The data below needs to be returned exactly, line for line.

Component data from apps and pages
========
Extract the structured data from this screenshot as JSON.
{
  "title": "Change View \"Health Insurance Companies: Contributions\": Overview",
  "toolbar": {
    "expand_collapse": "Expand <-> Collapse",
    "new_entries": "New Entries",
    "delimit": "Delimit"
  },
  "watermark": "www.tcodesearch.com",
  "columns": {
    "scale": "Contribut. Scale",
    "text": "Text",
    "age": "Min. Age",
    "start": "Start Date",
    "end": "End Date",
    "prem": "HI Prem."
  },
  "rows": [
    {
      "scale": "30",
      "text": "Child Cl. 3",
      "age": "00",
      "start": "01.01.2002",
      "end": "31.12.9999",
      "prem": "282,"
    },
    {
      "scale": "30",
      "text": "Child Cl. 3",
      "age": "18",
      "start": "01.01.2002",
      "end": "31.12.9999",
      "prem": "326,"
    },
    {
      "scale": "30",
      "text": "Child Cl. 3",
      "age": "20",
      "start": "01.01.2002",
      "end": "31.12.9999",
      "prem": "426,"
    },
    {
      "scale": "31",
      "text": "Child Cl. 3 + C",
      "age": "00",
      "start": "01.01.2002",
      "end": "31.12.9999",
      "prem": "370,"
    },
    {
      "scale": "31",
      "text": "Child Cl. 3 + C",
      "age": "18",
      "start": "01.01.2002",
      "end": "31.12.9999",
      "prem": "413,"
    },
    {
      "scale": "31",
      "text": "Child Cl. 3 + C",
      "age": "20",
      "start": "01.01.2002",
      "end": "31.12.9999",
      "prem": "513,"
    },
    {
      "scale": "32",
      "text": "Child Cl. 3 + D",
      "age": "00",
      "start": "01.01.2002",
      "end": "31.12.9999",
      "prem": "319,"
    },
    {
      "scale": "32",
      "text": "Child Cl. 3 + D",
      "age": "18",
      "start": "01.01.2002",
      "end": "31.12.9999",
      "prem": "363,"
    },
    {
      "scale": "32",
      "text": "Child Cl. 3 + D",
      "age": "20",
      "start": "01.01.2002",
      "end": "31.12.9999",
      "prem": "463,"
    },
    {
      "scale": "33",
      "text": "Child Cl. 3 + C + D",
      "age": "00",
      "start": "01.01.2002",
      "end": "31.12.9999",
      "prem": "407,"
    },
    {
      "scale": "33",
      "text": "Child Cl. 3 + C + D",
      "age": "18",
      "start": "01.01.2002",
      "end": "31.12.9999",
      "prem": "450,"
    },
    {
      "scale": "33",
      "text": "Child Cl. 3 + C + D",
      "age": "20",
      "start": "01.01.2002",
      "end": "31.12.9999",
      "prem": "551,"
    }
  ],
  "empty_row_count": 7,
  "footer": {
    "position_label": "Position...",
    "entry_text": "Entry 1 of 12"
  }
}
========
### Finished task
Extract the structured data from this screenshot as JSON.
{
  "title": "Change View \"Health Insurance Companies: Contributions\": Overview",
  "toolbar": {
    "expand_collapse": "Expand <-> Collapse",
    "new_entries": "New Entries",
    "delimit": "Delimit"
  },
  "watermark": "www.tcodesearch.com",
  "columns": {
    "scale": "Contribut. Scale",
    "text": "Text",
    "age": "Min. Age",
    "start": "Start Date",
    "end": "End Date",
    "prem": "HI Prem."
  },
  "rows": [
    {
      "scale": "30",
      "text": "Child Cl. 3",
      "age": "00",
      "start": "01.01.2002",
      "end": "31.12.9999",
      "prem": "282,"
    },
    {
      "scale": "30",
      "text": "Child Cl. 3",
      "age": "18",
      "start": "01.01.2002",
      "end": "31.12.9999",
      "prem": "326,"
    },
    {
      "scale": "30",
      "text": "Child Cl. 3",
      "age": "20",
      "start": "01.01.2002",
      "end": "31.12.9999",
      "prem": "426,"
    },
    {
      "scale": "31",
      "text": "Child Cl. 3 + C",
      "age": "00",
      "start": "01.01.2002",
      "end": "31.12.9999",
      "prem": "370,"
    },
    {
      "scale": "31",
      "text": "Child Cl. 3 + C",
      "age": "18",
      "start": "01.01.2002",
      "end": "31.12.9999",
      "prem": "413,"
    },
    {
      "scale": "31",
      "text": "Child Cl. 3 + C",
      "age": "20",
      "start": "01.01.2002",
      "end": "31.12.9999",
      "prem": "513,"
    },
    {
      "scale": "32",
      "text": "Child Cl. 3 + D",
      "age": "00",
      "start": "01.01.2002",
      "end": "31.12.9999",
      "prem": "319,"
    },
    {
      "scale": "32",
      "text": "Child Cl. 3 + D",
      "age": "18",
      "start": "01.01.2002",
      "end": "31.12.9999",
      "prem": "363,"
    },
    {
      "scale": "32",
      "text": "Child Cl. 3 + D",
      "age": "20",
      "start": "01.01.2002",
      "end": "31.12.9999",
      "prem": "463,"
    },
    {
      "scale": "33",
      "text": "Child Cl. 3 + C + D",
      "age": "00",
      "start": "01.01.2002",
      "end": "31.12.9999",
      "prem": "407,"
    },
    {
      "scale": "33",
      "text": "Child Cl. 3 + C + D",
      "age": "18",
      "start": "01.01.2002",
      "end": "31.12.9999",
      "prem": "450,"
    },
    {
      "scale": "33",
      "text": "Child Cl. 3 + C + D",
      "age": "20",
      "start": "01.01.2002",
      "end": "31.12.9999",
      "prem": "551,"
    }
  ],
  "empty_row_count": 7,
  "footer": {
    "position_label": "Position...",
    "entry_text": "Entry 1 of 12"
  }
}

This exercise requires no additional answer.